Friday, February 14, 2014

February 15-16 Potential Blizzard

It looks like there is now the potential for a blizzard this Saturday and Sunday.

The GFS model shows extreme wind speeds along the coast of the Northeast as another strong storm system rides up the coast in similar fashion as the storm that just ended for the East Coast. We see 10 meter wind speeds over 44 knots just offshore land, with widespread 25-35 knot wind speed forecasts at the height of this storm.

The GFS model indicates the storm will drop accumulating snow along the coast, as the 984 millibar low comes close to land. Despite the proximity of the low pressure system to the coast, the precipitation here will not be incredibly intense. Accumulation is expected, and the wind will be that of borderline-blizzard conditions, but the accumulation will not be significant.

The real fun begins overnight of Saturday into Sunday, as the GFS projects this storm will rapidly strengthen to drop significant snow accumulation on Maine, and this should continue into the day on Sunday. The system will be moving rather quickly, so while significant amounts are expected, it will not be a prolonged event. This also means good news for those of you who like to watch snow come down at high rates (i.e. 2 inches an hour or higher), as we'll likely see some pretty high snow rates in Maine from this storm.

This 6 hour snowfall forecast shows the intense snowfall overnight Saturday into Sunday, with the GFS depicting amounts as high as 12 to 14 inches of snow falling in that 6 hour period. If you were to average that out, it would be equivalent to 2" of snow falling every hour, but as we all know, snow does not fall in uniform and consistent rates like that. It's more probable that we would see very high snow rates (possibly 4" an hour at best) for a period of time, with lighter rates mixed in (i.e. 1" an hour or lower).

When all is set and done, here is the total snowfall put out by the GFS model. We can see those high amounts in Maine, but also some good totals in coastal portions of Massachusetts and Connecticut. Again, totals aren't looking to be too bad (I'm not so sure we see the GFS' predicted 10" of snow hit those areas in MA/CT), except for in Maine. The wind will certainly make it feel like a big snowstorm for those further south, though.

The NAM model has a different take on this event, bringing heavy snow to only the extreme eastern portion of Massachusetts, with that jackpot in Maine also moved to the east. Considering we saw the snowstorm along the East Coast a few days ago also further east than what model guidance suggested, it's possible we see a solution like this work out.

I'm wrestling with which solution I like better in this case. On one hand, we have the GFS solution, which seems somewhat-reasonable (compared to the NAM) with the slightly-lower inland snow amounts, but on the other hand, the NAM model being to the east may verify, considering the most recent East Coast storm appears to have been further east than modeled. Needless to say, this forecast will see some fine-tuning in the hours ahead.

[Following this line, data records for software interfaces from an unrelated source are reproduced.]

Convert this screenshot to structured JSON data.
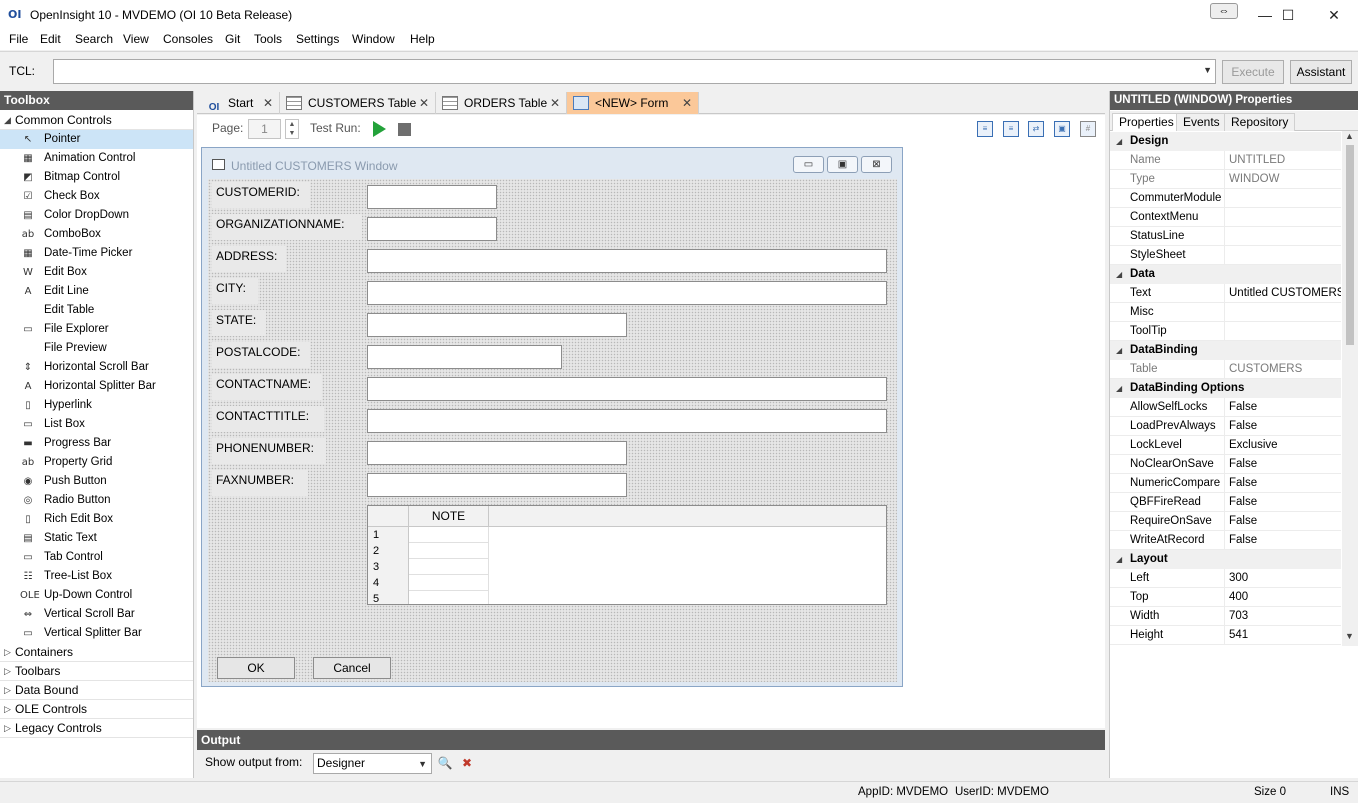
{
  "window": {
    "title": "OpenInsight 10 - MVDEMO (OI 10 Beta Release)",
    "logo": "OI",
    "minimize": "—",
    "maximize": "☐",
    "close": "✕",
    "resize_glyph": "⇔"
  },
  "menu": [
    "File",
    "Edit",
    "Search",
    "View",
    "Consoles",
    "Git",
    "Tools",
    "Settings",
    "Window",
    "Help"
  ],
  "tcl": {
    "label": "TCL:",
    "value": "",
    "execute": "Execute",
    "assistant": "Assistant"
  },
  "toolbox": {
    "title": "Toolbox",
    "common_group": "Common Controls",
    "items": [
      {
        "label": "Pointer",
        "icon": "pointer-icon",
        "glyph": "↖"
      },
      {
        "label": "Animation Control",
        "icon": "animation-icon",
        "glyph": "▦"
      },
      {
        "label": "Bitmap Control",
        "icon": "bitmap-icon",
        "glyph": "◩"
      },
      {
        "label": "Check Box",
        "icon": "checkbox-icon",
        "glyph": "☑"
      },
      {
        "label": "Color DropDown",
        "icon": "color-dropdown-icon",
        "glyph": "▤"
      },
      {
        "label": "ComboBox",
        "icon": "combobox-icon",
        "glyph": "ab"
      },
      {
        "label": "Date-Time Picker",
        "icon": "datetime-icon",
        "glyph": "▦"
      },
      {
        "label": "Edit Box",
        "icon": "editbox-icon",
        "glyph": "W"
      },
      {
        "label": "Edit Line",
        "icon": "editline-icon",
        "glyph": "A"
      },
      {
        "label": "Edit Table",
        "icon": "edittable-icon",
        "glyph": ""
      },
      {
        "label": "File Explorer",
        "icon": "file-explorer-icon",
        "glyph": "▭"
      },
      {
        "label": "File Preview",
        "icon": "file-preview-icon",
        "glyph": ""
      },
      {
        "label": "Horizontal Scroll Bar",
        "icon": "hscroll-icon",
        "glyph": "⇕"
      },
      {
        "label": "Horizontal Splitter Bar",
        "icon": "hsplitter-icon",
        "glyph": "A"
      },
      {
        "label": "Hyperlink",
        "icon": "hyperlink-icon",
        "glyph": "▯"
      },
      {
        "label": "List Box",
        "icon": "listbox-icon",
        "glyph": "▭"
      },
      {
        "label": "Progress Bar",
        "icon": "progressbar-icon",
        "glyph": "▬"
      },
      {
        "label": "Property Grid",
        "icon": "propertygrid-icon",
        "glyph": "ab"
      },
      {
        "label": "Push Button",
        "icon": "pushbutton-icon",
        "glyph": "◉"
      },
      {
        "label": "Radio Button",
        "icon": "radiobutton-icon",
        "glyph": "◎"
      },
      {
        "label": "Rich Edit Box",
        "icon": "richedit-icon",
        "glyph": "▯"
      },
      {
        "label": "Static Text",
        "icon": "statictext-icon",
        "glyph": "▤"
      },
      {
        "label": "Tab Control",
        "icon": "tabcontrol-icon",
        "glyph": "▭"
      },
      {
        "label": "Tree-List Box",
        "icon": "treelist-icon",
        "glyph": "☷"
      },
      {
        "label": "Up-Down Control",
        "icon": "updown-icon",
        "glyph": "OLE"
      },
      {
        "label": "Vertical Scroll Bar",
        "icon": "vscroll-icon",
        "glyph": "⇔"
      },
      {
        "label": "Vertical Splitter Bar",
        "icon": "vsplitter-icon",
        "glyph": "▭"
      }
    ],
    "groups": [
      "Containers",
      "Toolbars",
      "Data Bound",
      "OLE Controls",
      "Legacy Controls"
    ]
  },
  "tabs": [
    {
      "label": "Start",
      "icon": "oi-logo-icon",
      "close": "✕"
    },
    {
      "label": "CUSTOMERS Table",
      "icon": "table-icon",
      "close": "✕"
    },
    {
      "label": "ORDERS Table",
      "icon": "table-icon",
      "close": "✕"
    },
    {
      "label": "<NEW> Form",
      "icon": "form-icon",
      "close": "✕"
    }
  ],
  "form_toolbar": {
    "page_label": "Page:",
    "page_value": "1",
    "test_run_label": "Test Run:"
  },
  "design_window": {
    "title": "Untitled CUSTOMERS Window",
    "min": "▭",
    "max": "▣",
    "close": "⊠",
    "fields": [
      "CUSTOMERID:",
      "ORGANIZATIONNAME:",
      "ADDRESS:",
      "CITY:",
      "STATE:",
      "POSTALCODE:",
      "CONTACTNAME:",
      "CONTACTTITLE:",
      "PHONENUMBER:",
      "FAXNUMBER:"
    ],
    "table": {
      "column": "NOTE",
      "rows": [
        "1",
        "2",
        "3",
        "4",
        "5"
      ]
    },
    "ok_label": "OK",
    "cancel_label": "Cancel"
  },
  "output": {
    "title": "Output",
    "show_label": "Show output from:",
    "selected": "Designer"
  },
  "properties": {
    "title": "UNTITLED (WINDOW) Properties",
    "tabs": [
      "Properties",
      "Events",
      "Repository"
    ],
    "categories": [
      {
        "name": "Design",
        "rows": [
          {
            "name": "Name",
            "value": "UNTITLED",
            "readonly": true
          },
          {
            "name": "Type",
            "value": "WINDOW",
            "readonly": true
          },
          {
            "name": "CommuterModule",
            "value": ""
          },
          {
            "name": "ContextMenu",
            "value": ""
          },
          {
            "name": "StatusLine",
            "value": ""
          },
          {
            "name": "StyleSheet",
            "value": ""
          }
        ]
      },
      {
        "name": "Data",
        "rows": [
          {
            "name": "Text",
            "value": "Untitled CUSTOMERS"
          },
          {
            "name": "Misc",
            "value": ""
          },
          {
            "name": "ToolTip",
            "value": ""
          }
        ]
      },
      {
        "name": "DataBinding",
        "rows": [
          {
            "name": "Table",
            "value": "CUSTOMERS",
            "readonly": true
          }
        ]
      },
      {
        "name": "DataBinding Options",
        "rows": [
          {
            "name": "AllowSelfLocks",
            "value": "False"
          },
          {
            "name": "LoadPrevAlways",
            "value": "False"
          },
          {
            "name": "LockLevel",
            "value": "Exclusive"
          },
          {
            "name": "NoClearOnSave",
            "value": "False"
          },
          {
            "name": "NumericCompare",
            "value": "False"
          },
          {
            "name": "QBFFireRead",
            "value": "False"
          },
          {
            "name": "RequireOnSave",
            "value": "False"
          },
          {
            "name": "WriteAtRecord",
            "value": "False"
          }
        ]
      },
      {
        "name": "Layout",
        "rows": [
          {
            "name": "Left",
            "value": "300"
          },
          {
            "name": "Top",
            "value": "400"
          },
          {
            "name": "Width",
            "value": "703"
          },
          {
            "name": "Height",
            "value": "541"
          }
        ]
      }
    ]
  },
  "status": {
    "appid": "AppID: MVDEMO",
    "userid": "UserID: MVDEMO",
    "size": "Size 0",
    "ins": "INS"
  }
}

1 comment:

elizabeth said...

Dear Andrew - Are you still thinking March will be nice and cold? Thanks-love this site !!